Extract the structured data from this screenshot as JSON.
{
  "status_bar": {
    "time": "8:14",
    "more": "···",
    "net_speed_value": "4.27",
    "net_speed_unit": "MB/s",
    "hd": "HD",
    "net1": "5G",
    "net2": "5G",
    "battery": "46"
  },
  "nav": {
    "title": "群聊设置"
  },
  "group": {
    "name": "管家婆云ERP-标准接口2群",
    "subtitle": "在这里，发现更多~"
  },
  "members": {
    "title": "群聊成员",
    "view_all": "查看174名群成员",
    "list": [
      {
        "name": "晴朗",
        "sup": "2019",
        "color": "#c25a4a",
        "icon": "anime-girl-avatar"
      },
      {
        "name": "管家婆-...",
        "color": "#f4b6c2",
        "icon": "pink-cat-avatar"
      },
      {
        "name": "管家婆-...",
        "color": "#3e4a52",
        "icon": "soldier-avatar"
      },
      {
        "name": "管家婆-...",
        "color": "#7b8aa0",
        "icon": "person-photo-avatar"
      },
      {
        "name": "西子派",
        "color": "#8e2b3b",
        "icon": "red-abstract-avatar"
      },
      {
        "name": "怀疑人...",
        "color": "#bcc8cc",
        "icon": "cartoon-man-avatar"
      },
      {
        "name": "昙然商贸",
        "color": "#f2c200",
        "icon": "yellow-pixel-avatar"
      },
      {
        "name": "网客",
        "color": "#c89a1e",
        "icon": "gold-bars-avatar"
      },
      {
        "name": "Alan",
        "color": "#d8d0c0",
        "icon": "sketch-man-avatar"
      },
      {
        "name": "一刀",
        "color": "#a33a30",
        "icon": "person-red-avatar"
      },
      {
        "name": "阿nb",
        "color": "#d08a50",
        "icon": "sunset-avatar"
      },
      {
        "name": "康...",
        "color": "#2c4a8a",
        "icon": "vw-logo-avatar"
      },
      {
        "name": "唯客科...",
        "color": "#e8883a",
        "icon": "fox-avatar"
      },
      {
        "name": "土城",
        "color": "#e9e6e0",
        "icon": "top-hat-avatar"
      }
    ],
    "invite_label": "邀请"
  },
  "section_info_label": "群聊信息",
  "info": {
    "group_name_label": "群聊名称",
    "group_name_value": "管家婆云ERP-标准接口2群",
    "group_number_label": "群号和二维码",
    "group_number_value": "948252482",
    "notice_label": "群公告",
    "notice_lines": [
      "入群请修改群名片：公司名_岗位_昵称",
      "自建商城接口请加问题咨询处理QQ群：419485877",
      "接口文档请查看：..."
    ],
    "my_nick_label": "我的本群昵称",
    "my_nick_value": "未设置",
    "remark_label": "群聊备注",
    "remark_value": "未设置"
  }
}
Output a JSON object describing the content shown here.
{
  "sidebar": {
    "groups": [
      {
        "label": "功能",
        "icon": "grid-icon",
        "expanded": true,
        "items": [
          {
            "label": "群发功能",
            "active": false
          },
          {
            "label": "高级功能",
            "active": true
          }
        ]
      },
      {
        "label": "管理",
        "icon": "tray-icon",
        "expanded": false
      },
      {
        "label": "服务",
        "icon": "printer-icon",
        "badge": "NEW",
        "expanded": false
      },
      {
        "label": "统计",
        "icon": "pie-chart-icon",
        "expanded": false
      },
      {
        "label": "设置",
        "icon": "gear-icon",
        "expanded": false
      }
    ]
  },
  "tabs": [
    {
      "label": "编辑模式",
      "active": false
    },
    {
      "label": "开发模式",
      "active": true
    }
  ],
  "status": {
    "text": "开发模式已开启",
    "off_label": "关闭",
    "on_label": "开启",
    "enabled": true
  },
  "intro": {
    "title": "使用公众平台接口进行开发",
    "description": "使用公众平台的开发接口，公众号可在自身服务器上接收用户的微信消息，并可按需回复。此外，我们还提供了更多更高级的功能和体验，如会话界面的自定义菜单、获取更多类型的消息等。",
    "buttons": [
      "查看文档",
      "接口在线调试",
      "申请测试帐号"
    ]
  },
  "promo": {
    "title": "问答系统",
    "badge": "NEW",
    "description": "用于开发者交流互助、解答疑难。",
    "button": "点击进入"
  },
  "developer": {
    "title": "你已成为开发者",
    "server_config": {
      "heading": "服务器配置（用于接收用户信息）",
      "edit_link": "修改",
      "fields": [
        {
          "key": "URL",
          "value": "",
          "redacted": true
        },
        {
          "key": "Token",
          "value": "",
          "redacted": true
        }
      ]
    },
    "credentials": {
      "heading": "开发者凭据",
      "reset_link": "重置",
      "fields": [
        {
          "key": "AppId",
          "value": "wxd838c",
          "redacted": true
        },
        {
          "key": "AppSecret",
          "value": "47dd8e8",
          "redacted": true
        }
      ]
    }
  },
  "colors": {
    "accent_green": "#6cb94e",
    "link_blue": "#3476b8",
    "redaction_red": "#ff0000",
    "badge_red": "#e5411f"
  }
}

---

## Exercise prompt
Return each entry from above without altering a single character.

## Task answer
Extract the structured data from this screenshot as JSON.
{
  "status_bar": {
    "time": "8:14",
    "more": "···",
    "net_speed_value": "4.27",
    "net_speed_unit": "MB/s",
    "hd": "HD",
    "net1": "5G",
    "net2": "5G",
    "battery": "46"
  },
  "nav": {
    "title": "群聊设置"
  },
  "group": {
    "name": "管家婆云ERP-标准接口2群",
    "subtitle": "在这里，发现更多~"
  },
  "members": {
    "title": "群聊成员",
    "view_all": "查看174名群成员",
    "list": [
      {
        "name": "晴朗",
        "sup": "2019",
        "color": "#c25a4a",
        "icon": "anime-girl-avatar"
      },
      {
        "name": "管家婆-...",
        "color": "#f4b6c2",
        "icon": "pink-cat-avatar"
      },
      {
        "name": "管家婆-...",
        "color": "#3e4a52",
        "icon": "soldier-avatar"
      },
      {
        "name": "管家婆-...",
        "color": "#7b8aa0",
        "icon": "person-photo-avatar"
      },
      {
        "name": "西子派",
        "color": "#8e2b3b",
        "icon": "red-abstract-avatar"
      },
      {
        "name": "怀疑人...",
        "color": "#bcc8cc",
        "icon": "cartoon-man-avatar"
      },
      {
        "name": "昙然商贸",
        "color": "#f2c200",
        "icon": "yellow-pixel-avatar"
      },
      {
        "name": "网客",
        "color": "#c89a1e",
        "icon": "gold-bars-avatar"
      },
      {
        "name": "Alan",
        "color": "#d8d0c0",
        "icon": "sketch-man-avatar"
      },
      {
        "name": "一刀",
        "color": "#a33a30",
        "icon": "person-red-avatar"
      },
      {
        "name": "阿nb",
        "color": "#d08a50",
        "icon": "sunset-avatar"
      },
      {
        "name": "康...",
        "color": "#2c4a8a",
        "icon": "vw-logo-avatar"
      },
      {
        "name": "唯客科...",
        "color": "#e8883a",
        "icon": "fox-avatar"
      },
      {
        "name": "土城",
        "color": "#e9e6e0",
        "icon": "top-hat-avatar"
      }
    ],
    "invite_label": "邀请"
  },
  "section_info_label": "群聊信息",
  "info": {
    "group_name_label": "群聊名称",
    "group_name_value": "管家婆云ERP-标准接口2群",
    "group_number_label": "群号和二维码",
    "group_number_value": "948252482",
    "notice_label": "群公告",
    "notice_lines": [
      "入群请修改群名片：公司名_岗位_昵称",
      "自建商城接口请加问题咨询处理QQ群：419485877",
      "接口文档请查看：..."
    ],
    "my_nick_label": "我的本群昵称",
    "my_nick_value": "未设置",
    "remark_label": "群聊备注",
    "remark_value": "未设置"
  }
}
Output a JSON object describing the content shown here.
{
  "sidebar": {
    "groups": [
      {
        "label": "功能",
        "icon": "grid-icon",
        "expanded": true,
        "items": [
          {
            "label": "群发功能",
            "active": false
          },
          {
            "label": "高级功能",
            "active": true
          }
        ]
      },
      {
        "label": "管理",
        "icon": "tray-icon",
        "expanded": false
      },
      {
        "label": "服务",
        "icon": "printer-icon",
        "badge": "NEW",
        "expanded": false
      },
      {
        "label": "统计",
        "icon": "pie-chart-icon",
        "expanded": false
      },
      {
        "label": "设置",
        "icon": "gear-icon",
        "expanded": false
      }
    ]
  },
  "tabs": [
    {
      "label": "编辑模式",
      "active": false
    },
    {
      "label": "开发模式",
      "active": true
    }
  ],
  "status": {
    "text": "开发模式已开启",
    "off_label": "关闭",
    "on_label": "开启",
    "enabled": true
  },
  "intro": {
    "title": "使用公众平台接口进行开发",
    "description": "使用公众平台的开发接口，公众号可在自身服务器上接收用户的微信消息，并可按需回复。此外，我们还提供了更多更高级的功能和体验，如会话界面的自定义菜单、获取更多类型的消息等。",
    "buttons": [
      "查看文档",
      "接口在线调试",
      "申请测试帐号"
    ]
  },
  "promo": {
    "title": "问答系统",
    "badge": "NEW",
    "description": "用于开发者交流互助、解答疑难。",
    "button": "点击进入"
  },
  "developer": {
    "title": "你已成为开发者",
    "server_config": {
      "heading": "服务器配置（用于接收用户信息）",
      "edit_link": "修改",
      "fields": [
        {
          "key": "URL",
          "value": "",
          "redacted": true
        },
        {
          "key": "Token",
          "value": "",
          "redacted": true
        }
      ]
    },
    "credentials": {
      "heading": "开发者凭据",
      "reset_link": "重置",
      "fields": [
        {
          "key": "AppId",
          "value": "wxd838c",
          "redacted": true
        },
        {
          "key": "AppSecret",
          "value": "47dd8e8",
          "redacted": true
        }
      ]
    }
  },
  "colors": {
    "accent_green": "#6cb94e",
    "link_blue": "#3476b8",
    "redaction_red": "#ff0000",
    "badge_red": "#e5411f"
  }
}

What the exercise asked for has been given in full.